Imagine combining Facebook with Yelp. Now filter out all the people in the network who live miles away and cancel the status updates you don’t need.
Now imagine that you need a power drill, or a babysitter, and don’t always trust Craigslist to be the most reliable source.
Enter Nextdoor, the new social network designed for you and your neighbors, and that’s all. It’s private, and you have to actually live in the neighborhood to write reviews etc. and offer skills and services. It won’t sell your information, and it won’t bombard you with pop-ups and banners.
Perhaps the most innovative potential we see for Nextdoor is this: it’s going to build strong communities. But Nextdoor is different from regular social networks, and here’s why: the people in your Nextdoor network are people in your immediate local community. They’re people you’ll see regularly, and it’s that regular face-to-face interaction that has the potential to help you build ties–whether it’s finding someone to watch your kids, tracking down investors for projects, or discovering that your neighbor is a graphic designer and builds websites.

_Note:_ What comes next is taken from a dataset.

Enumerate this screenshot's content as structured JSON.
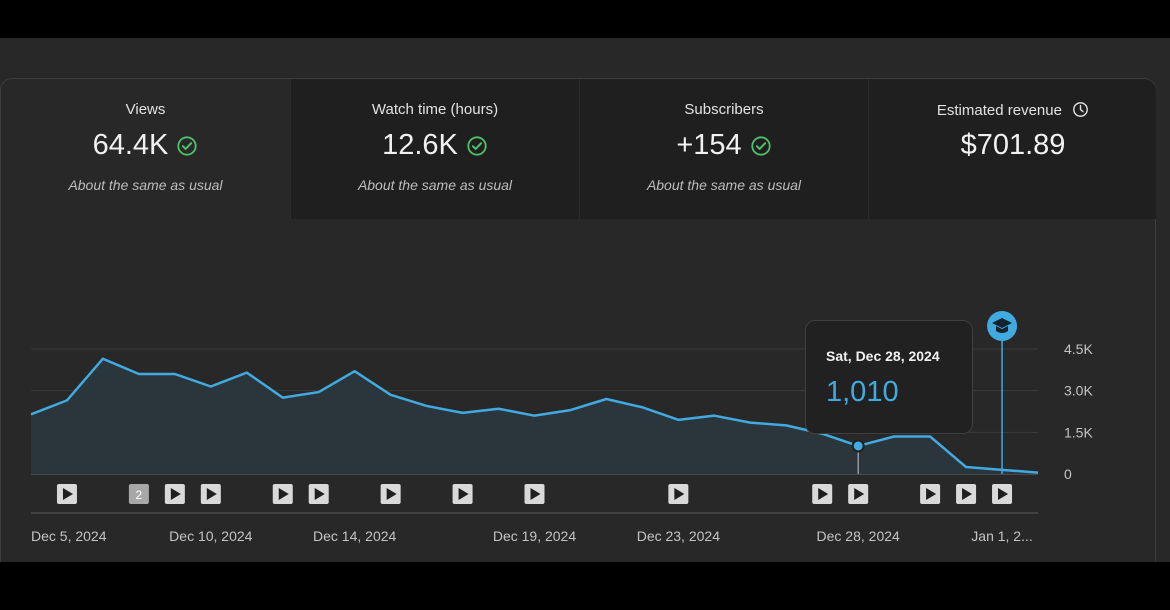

From potential business opportunities to reliable reviews, to just getting to know your neighbors and meeting new friends, Nextdoor seems like the social media platform that is not only creates community but is also incredibly useful.